THE DATA:
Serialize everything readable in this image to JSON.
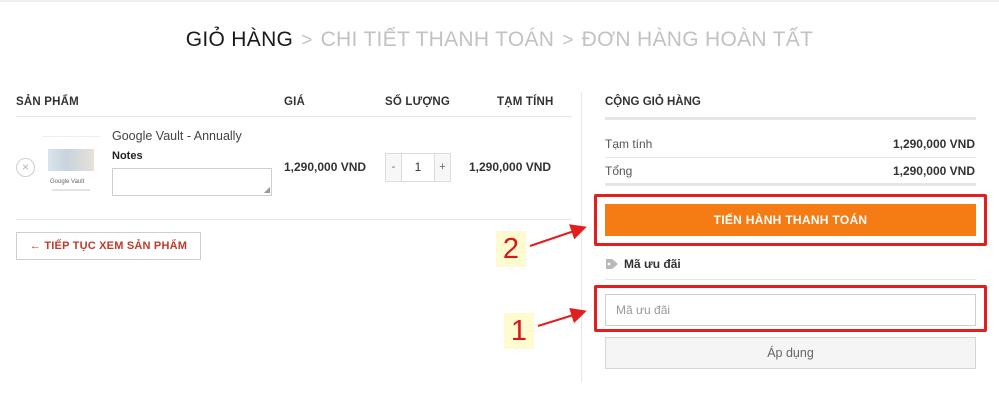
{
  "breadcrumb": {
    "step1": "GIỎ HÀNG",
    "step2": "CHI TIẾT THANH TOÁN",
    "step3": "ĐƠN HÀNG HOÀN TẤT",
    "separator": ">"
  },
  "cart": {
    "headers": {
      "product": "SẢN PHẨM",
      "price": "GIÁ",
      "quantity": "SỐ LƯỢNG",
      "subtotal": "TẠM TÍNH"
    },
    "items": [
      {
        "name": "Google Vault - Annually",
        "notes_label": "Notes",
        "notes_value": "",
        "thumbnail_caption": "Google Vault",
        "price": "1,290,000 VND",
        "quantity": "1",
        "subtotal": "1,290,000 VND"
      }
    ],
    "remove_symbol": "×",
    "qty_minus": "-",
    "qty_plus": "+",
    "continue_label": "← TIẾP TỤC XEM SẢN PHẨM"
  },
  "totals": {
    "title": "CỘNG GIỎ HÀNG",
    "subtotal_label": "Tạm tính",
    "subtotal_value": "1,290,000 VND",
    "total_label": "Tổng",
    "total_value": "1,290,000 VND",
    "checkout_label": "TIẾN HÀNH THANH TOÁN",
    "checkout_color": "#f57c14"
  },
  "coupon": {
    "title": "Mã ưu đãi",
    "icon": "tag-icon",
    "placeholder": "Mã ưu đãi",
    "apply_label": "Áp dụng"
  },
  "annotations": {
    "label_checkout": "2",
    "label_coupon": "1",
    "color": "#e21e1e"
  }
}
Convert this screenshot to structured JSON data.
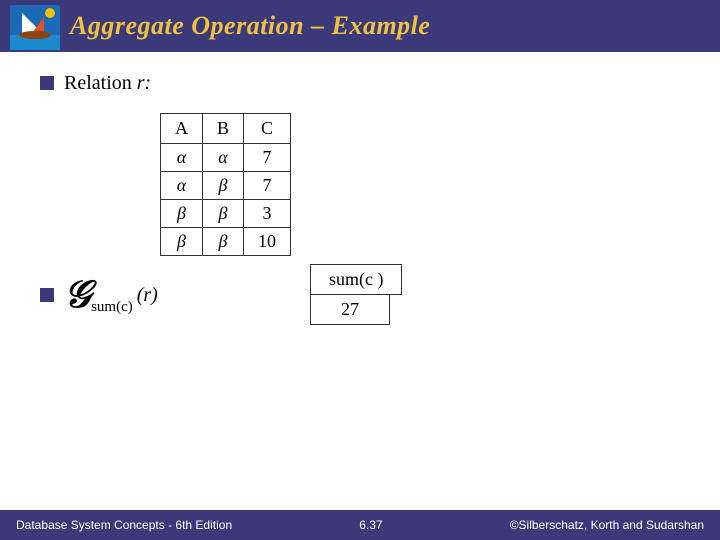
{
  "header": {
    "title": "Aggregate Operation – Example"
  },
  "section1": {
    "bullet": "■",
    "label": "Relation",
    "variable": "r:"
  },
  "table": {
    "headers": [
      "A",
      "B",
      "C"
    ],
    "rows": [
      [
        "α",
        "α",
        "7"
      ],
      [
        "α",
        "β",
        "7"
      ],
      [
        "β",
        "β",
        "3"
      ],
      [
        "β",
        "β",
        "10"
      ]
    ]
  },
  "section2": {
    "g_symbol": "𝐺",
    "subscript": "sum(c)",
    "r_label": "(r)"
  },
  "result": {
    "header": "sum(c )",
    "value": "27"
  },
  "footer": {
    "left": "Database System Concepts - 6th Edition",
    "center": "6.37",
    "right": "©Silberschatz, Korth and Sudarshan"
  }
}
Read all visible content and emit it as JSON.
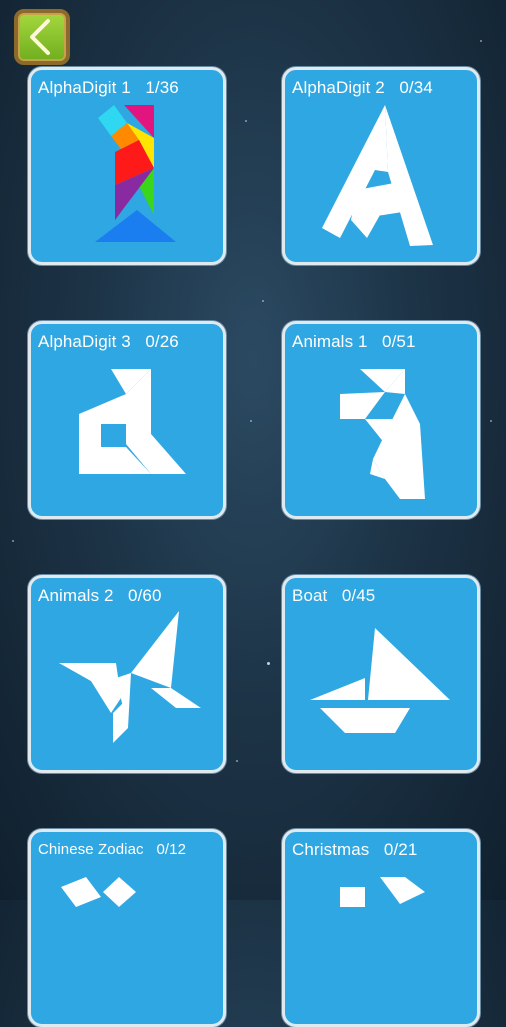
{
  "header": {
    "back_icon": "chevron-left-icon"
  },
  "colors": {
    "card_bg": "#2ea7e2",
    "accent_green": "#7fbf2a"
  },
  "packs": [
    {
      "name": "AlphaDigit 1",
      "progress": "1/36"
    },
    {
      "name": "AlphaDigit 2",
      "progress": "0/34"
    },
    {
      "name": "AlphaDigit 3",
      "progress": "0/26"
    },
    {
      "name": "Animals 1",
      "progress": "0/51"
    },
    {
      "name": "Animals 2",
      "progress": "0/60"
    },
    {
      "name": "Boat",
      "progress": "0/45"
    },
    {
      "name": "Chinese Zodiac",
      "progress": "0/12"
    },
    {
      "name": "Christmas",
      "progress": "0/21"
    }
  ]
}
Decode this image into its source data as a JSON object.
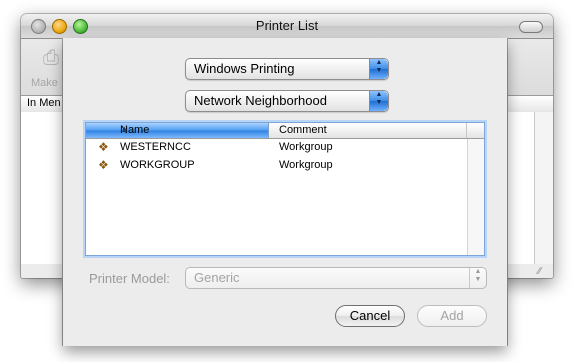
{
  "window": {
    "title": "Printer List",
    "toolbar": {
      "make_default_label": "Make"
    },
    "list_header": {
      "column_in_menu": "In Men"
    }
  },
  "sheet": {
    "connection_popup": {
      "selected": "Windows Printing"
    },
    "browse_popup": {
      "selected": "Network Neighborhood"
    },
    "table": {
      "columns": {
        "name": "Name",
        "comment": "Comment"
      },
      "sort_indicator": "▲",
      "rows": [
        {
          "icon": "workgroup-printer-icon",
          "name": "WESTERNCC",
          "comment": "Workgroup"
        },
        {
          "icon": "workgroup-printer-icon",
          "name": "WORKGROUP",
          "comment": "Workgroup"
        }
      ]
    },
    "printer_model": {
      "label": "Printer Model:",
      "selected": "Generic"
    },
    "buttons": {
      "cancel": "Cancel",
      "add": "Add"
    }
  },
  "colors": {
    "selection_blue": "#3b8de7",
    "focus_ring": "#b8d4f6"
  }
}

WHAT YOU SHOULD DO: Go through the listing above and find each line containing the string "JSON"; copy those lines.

OUTPUT:
Serialize everything readable in this image to JSON.
Convert this screenshot to structured JSON data.
Read all visible content and emit it as JSON.
Decode this image into its source data as a JSON object.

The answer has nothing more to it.